The device controls a large array of micromirrors by addressing
them via row and column lines rather than having separate circuits to each
mirror. This drastically reduces the number of routing wires needed and
allows an array of mirrors to be controlled by off-chip electronics. It
also makes it easier to manufacture.
The method promises to reduce the complexity and thus cost and size
of devices that use micromirror arrays.
The research could lead to a cost-effective, compact wavefront aberration
correction method that uses little power, said Guangya Zhou, a research
fellow at the National University of Singapore. "It is also inherently robust
and accurate, insensitive to voltage and temperature fluctuations, and suitable
for harsh-environment applications where conventional microelectronics might
fail," he said.
Each micromirror is moved vertically by a set of microactuators.
Each microactuator has two possible positions -- an unpowered, or off, position,
and a powered, or on, position. A set of springs of different stiffnesses
connect the microactuators to the micromirror. The differences in spring
stiffness determines how far the mirrors move.
The researchers' built a prototype 2-bit, 3-by-3 micromirror array
with 160- by 160-micron mirrors. Each bit in the control signal controls
a pair of actuators that move the mirror a specific amount. The on-off combinations
of two bits coupled with the two spring stiffnesses yield four mirror positions.
The mirror positions in the prototype are set to alter the phase of a 632.8-nanometer
wavelength laser beam by one quarter of the wavelength, three-eighths of
the wavelength, or leave it as is.
The micromechanical digital-to-analog converter positions the prototype's
micromirrors precisely, with a range of 261 nanometers in increments of
87 nanometers. A nanometer is one millionth of a millimeter.
The prototype changes mirror positions in less than 100 microseconds,
according to Zhou. A microsecond is one millionth of a second.
The researchers' next step is to build a 4-bit digital-deflection
micromirror array that contains 10 by 10 micromirrors. The ultimate goal
is to produce a 6-bit device that contains more than 100 by 100 micromirrors,
Such an array could be used as a deformable mobile mirror for eliminating
atmospheric blurring in astronomy and space surveillance applications, controlling
the quality of communications laser beams that travel through the air, and

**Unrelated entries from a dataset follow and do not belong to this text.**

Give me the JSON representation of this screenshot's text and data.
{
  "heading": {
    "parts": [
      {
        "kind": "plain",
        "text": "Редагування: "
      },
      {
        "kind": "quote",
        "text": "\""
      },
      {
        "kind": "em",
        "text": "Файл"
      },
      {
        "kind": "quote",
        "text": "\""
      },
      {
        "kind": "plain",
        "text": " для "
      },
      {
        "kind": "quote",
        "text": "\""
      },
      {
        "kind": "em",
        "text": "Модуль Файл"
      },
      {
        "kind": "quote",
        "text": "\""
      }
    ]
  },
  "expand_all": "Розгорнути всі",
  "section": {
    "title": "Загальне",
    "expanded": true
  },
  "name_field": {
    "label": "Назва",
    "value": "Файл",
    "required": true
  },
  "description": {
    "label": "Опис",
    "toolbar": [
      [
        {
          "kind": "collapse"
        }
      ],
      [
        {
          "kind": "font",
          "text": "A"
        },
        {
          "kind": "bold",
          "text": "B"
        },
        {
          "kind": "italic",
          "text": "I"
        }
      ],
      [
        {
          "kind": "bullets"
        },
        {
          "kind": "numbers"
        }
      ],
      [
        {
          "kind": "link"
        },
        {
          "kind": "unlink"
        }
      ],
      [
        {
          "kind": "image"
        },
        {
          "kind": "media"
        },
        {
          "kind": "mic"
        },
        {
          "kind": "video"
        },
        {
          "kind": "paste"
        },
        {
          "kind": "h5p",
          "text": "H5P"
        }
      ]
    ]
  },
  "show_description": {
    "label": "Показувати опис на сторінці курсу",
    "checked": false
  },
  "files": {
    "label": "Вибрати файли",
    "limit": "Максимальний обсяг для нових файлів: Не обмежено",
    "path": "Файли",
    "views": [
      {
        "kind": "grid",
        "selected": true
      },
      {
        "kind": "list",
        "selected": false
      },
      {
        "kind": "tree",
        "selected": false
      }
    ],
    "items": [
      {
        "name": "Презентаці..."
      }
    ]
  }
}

correcting aberrations in retinal imaging, said Zhou. It could also be used
as the optical element in holographic optical tweezers, he said. Optical
tweezers use beams of light to trap and manipulate microscopic objects.
It will be 3 to 6 years before the device use ready for commercial
use said Zhou.
Zhou's research colleagues were Logeeswaran VJ, Fook Siong Chau,
and Francis E. H. Tay. The work appeared in the November 15, 2004 issue
of Optics Letters. The research was funded by the National University
Timeline: 3-6 years
TRN Categories: MicroElectroMechanical Systems (MEMS); Displays;
Optical Computing, Optoelectronics and Photonics; Telecommunications
Story Type: News
Related Elements: Technical paper, "Line-Addressable Digital-Deflection
Programmable Micromirror Array," Optics Letters, November 15, 2004
February 23/March 2, 2005
Humanoid robots walk
Roadside Eye Catchers
Rod arrays focus sound
make silicon magnetic
makes concept maps
color in heat
data in electrons
Research News Roundup
Research Watch blog
View from the High Ground Q&A
How It Works
News | Blog
Buy an ad link